> [RECORDS PROVIDED]:

=====

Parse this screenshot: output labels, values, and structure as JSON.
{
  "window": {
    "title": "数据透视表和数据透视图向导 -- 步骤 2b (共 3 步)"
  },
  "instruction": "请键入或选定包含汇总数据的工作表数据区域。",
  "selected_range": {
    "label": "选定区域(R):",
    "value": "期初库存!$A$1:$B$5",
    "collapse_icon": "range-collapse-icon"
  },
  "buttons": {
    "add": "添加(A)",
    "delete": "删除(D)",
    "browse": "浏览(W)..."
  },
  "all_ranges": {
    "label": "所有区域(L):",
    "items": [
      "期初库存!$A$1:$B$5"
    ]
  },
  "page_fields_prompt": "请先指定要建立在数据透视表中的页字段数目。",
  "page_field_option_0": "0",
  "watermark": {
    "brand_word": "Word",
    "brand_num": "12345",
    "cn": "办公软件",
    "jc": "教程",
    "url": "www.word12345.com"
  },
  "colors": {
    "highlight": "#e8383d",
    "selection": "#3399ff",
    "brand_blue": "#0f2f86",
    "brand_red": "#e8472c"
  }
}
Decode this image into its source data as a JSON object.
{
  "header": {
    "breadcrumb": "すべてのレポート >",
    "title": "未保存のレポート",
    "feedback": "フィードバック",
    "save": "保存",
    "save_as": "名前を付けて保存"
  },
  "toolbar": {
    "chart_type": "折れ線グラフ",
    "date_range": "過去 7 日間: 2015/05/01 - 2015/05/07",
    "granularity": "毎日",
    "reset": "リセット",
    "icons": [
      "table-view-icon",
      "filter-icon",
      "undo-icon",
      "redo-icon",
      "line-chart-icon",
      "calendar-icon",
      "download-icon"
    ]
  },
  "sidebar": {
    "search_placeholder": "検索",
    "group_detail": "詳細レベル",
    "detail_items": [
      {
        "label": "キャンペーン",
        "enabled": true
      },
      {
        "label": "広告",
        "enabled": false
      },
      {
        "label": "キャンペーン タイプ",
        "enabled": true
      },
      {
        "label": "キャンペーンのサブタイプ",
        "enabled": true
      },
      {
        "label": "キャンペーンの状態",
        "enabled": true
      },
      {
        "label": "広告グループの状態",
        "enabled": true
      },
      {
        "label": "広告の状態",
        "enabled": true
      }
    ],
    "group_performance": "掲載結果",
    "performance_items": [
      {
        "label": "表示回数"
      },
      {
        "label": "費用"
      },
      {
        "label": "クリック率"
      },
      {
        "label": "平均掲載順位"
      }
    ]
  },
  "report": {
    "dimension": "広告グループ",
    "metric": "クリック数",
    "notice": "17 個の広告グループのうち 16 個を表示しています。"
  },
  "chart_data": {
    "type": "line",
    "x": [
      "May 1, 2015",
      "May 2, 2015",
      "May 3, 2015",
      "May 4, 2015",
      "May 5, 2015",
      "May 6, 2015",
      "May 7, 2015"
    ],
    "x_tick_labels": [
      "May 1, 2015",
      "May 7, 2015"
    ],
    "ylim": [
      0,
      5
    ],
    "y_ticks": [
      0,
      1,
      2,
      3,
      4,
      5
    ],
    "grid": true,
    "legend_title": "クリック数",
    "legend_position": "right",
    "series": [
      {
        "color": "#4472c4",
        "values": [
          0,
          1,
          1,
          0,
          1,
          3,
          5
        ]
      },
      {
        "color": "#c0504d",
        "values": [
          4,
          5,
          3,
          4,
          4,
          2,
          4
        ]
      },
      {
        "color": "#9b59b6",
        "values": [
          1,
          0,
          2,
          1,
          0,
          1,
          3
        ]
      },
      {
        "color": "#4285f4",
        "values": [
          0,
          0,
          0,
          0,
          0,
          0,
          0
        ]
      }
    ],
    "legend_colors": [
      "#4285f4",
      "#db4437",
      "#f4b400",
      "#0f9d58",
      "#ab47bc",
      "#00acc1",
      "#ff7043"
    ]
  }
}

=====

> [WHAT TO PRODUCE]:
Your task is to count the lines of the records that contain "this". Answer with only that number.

> [SOLUTION TO THE PROBLEM]:
2